Credit cards are useful for all sorts of things, and if your limit is high enough, they can be used to encompass some pretty sizable purchases.
Of course there are other ways to afford big ticket items, whether that’s a car, an overseas vacation, or anything else that grabs your attention. Taking out a personal loan is one of them, so what are the advantages and downsides involved?
A personal loan will usually have a lower APR
Personal loans typically have more amenable rates of interest attached to them than credit cards. The main reason for this is that they have a fixed repayment structure, and an endpoint at which a lender will know that a borrower will have fulfilled their obligations to them.
Meanwhile credit card deals may have a minimum monthly repayment to meet, but no obligation to clear the balance completely in any particular time frame.
Of course if you have a good credit rating, and you shop around for a competitive credit card package, you should be able to achieve a decent APR.

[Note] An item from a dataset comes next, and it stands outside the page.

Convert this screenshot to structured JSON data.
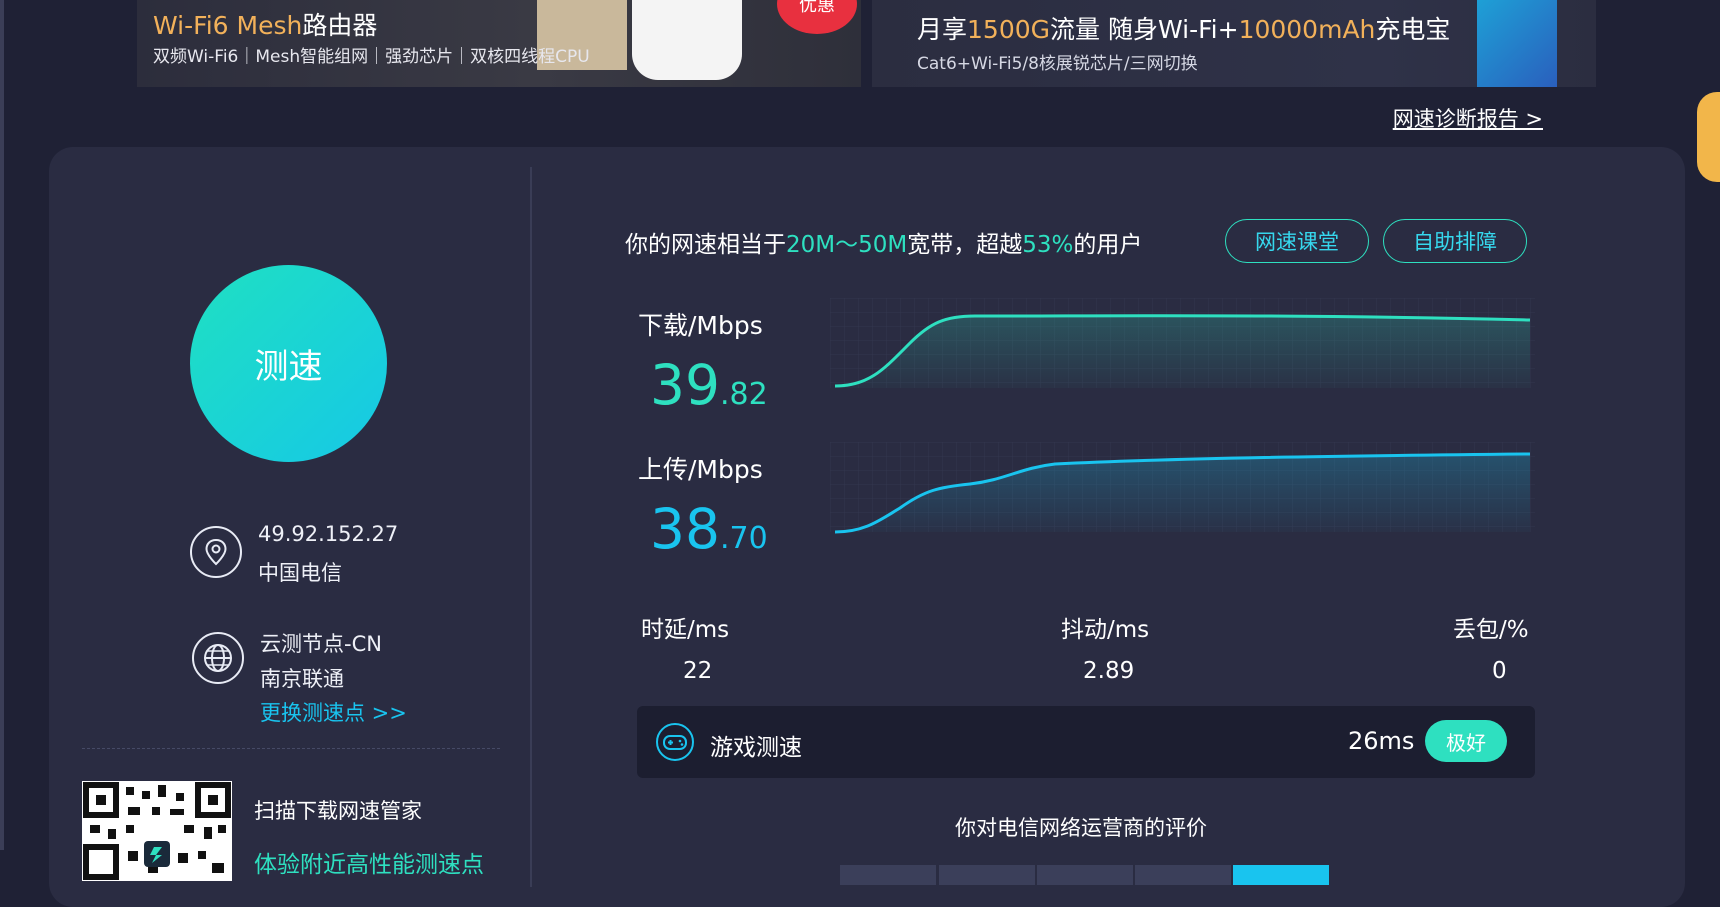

On the other hand, if your credit history is patchy, a personal loan will be more affordable. You can also find SoFi debt consolidation loans, which could be used to pay off high-interest credit card debt, and save you from steep repayments that way as well.
A credit card is great if you intend to repay it quickly
The problem with using a personal loan for a big purchase is that you’ll need to go through an extensive application and approval process.
On the other hand, if you pay by credit card, you’ll be able to buy what you want immediately, so long as you’ve got enough credit left on your account.
This speed and ease of use is appealing, and even if the rate of interest is high, it might not matter if you’re planning to pay down the balance as soon as possible.
For example, if you want to buy something expensive right now, and then pay off your credit card when the next payday rolls around, this could be the simplest option.
A personal loan is ideal for very large financial commitments
Generally speaking, if the amount of money you are planning to part with for a purchase is more than a couple thousand dollars, it’s rarely the right move to make the payment via your credit card, particularly if you don’t see yourself being able to repay everything any time soon.
Personal loans are built with big purchases in mind, and can be spaced out over as long as you need to make the repayments affordable. So whether you want a package that will be paid off in 12 months, 3 years or even longer, and you’re looking at a four, five or six figure purchase price, a personal loan will suit your needs.
A credit card won’t charge you for early repayment
Speaking of repayment terms, it’s worth noting that in addition to being quick and convenient, credit cards also don’t have the same strict terms and conditions with regards to when you need to make repayments, or how much you put back. So long as you’re covering the interest with minimum repayments each month, you can keep your debt indefinitely.
More likely, you’ll want to pay it off sooner rather than later. With a personal loan, you may be charged extra for early repayment. With a credit card, there’s no such concern.
In short, there’s a right and wrong time for credit cards and personal loans, and you have to examine your own requirements rather than relying on a generic answer.